● **ENTRIES PROVIDED**:
+++++
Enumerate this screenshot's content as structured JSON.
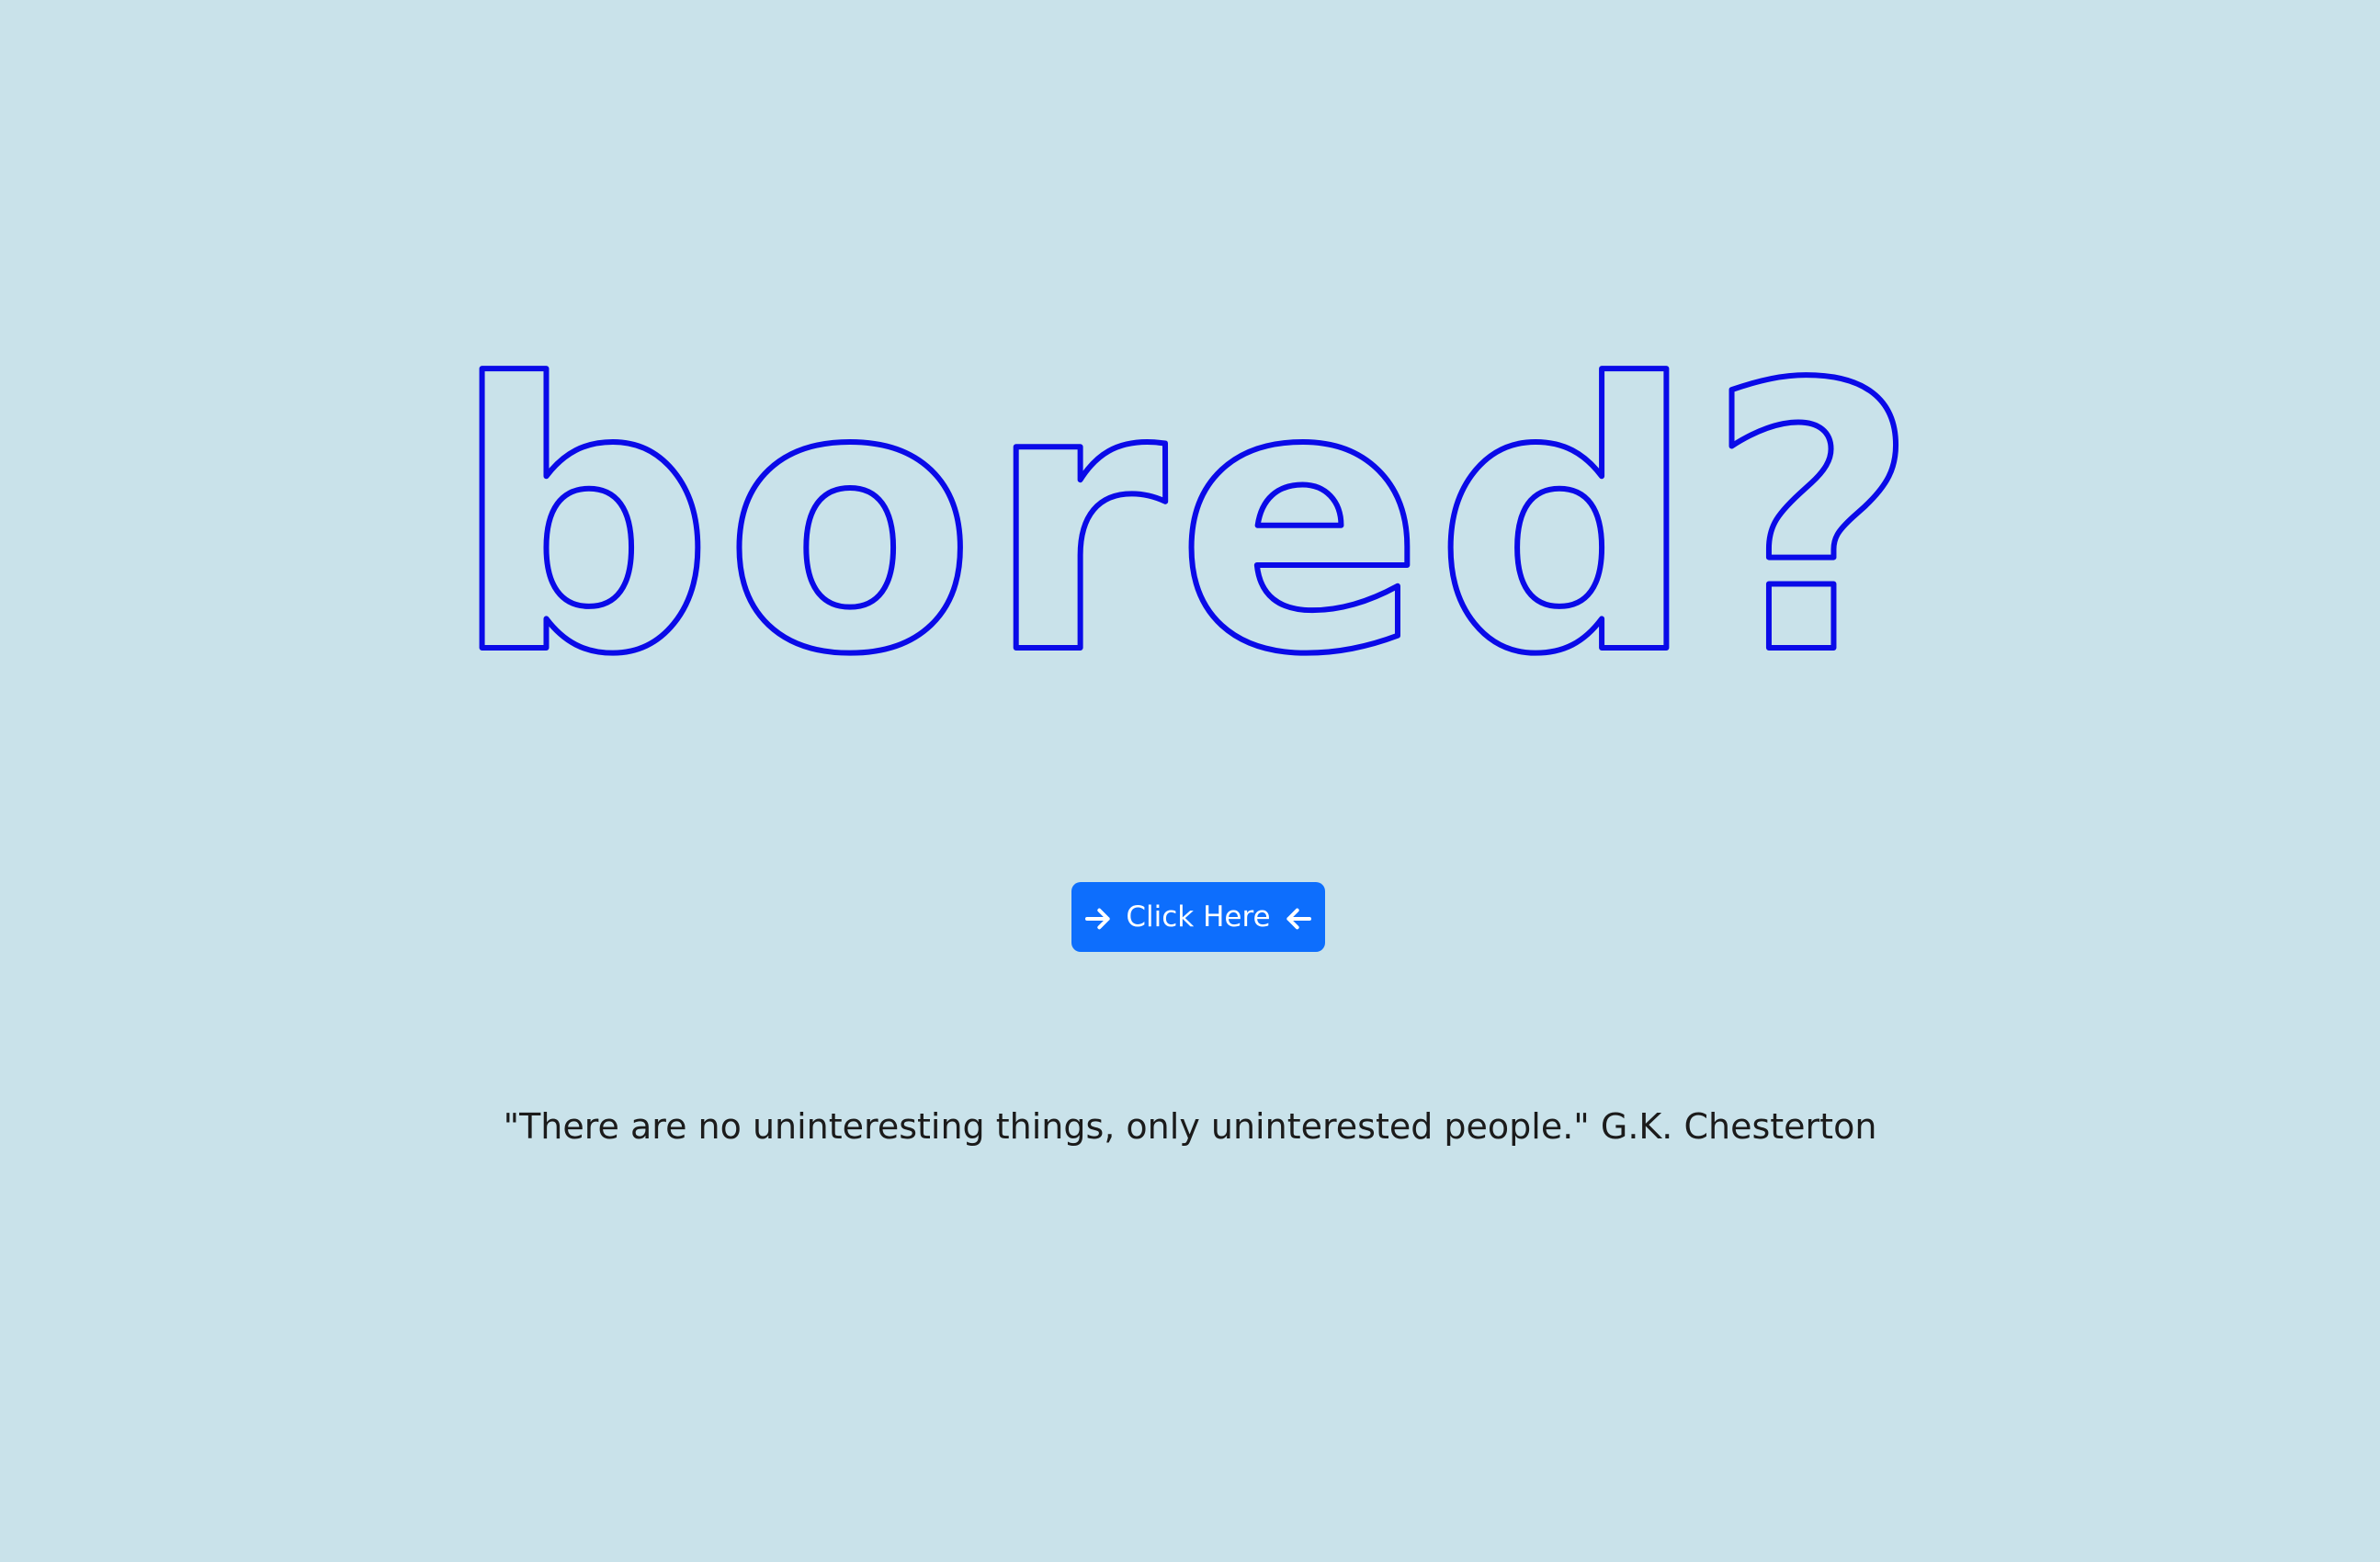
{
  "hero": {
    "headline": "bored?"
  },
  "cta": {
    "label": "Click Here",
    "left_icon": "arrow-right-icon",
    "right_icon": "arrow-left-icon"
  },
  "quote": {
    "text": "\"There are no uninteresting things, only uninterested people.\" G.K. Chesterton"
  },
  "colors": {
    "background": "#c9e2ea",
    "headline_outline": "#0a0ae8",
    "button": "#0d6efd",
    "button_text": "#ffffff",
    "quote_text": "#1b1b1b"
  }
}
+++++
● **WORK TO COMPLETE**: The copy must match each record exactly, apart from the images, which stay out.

● **RESPONSE AREA**:
Enumerate this screenshot's content as structured JSON.
{
  "hero": {
    "headline": "bored?"
  },
  "cta": {
    "label": "Click Here",
    "left_icon": "arrow-right-icon",
    "right_icon": "arrow-left-icon"
  },
  "quote": {
    "text": "\"There are no uninteresting things, only uninterested people.\" G.K. Chesterton"
  },
  "colors": {
    "background": "#c9e2ea",
    "headline_outline": "#0a0ae8",
    "button": "#0d6efd",
    "button_text": "#ffffff",
    "quote_text": "#1b1b1b"
  }
}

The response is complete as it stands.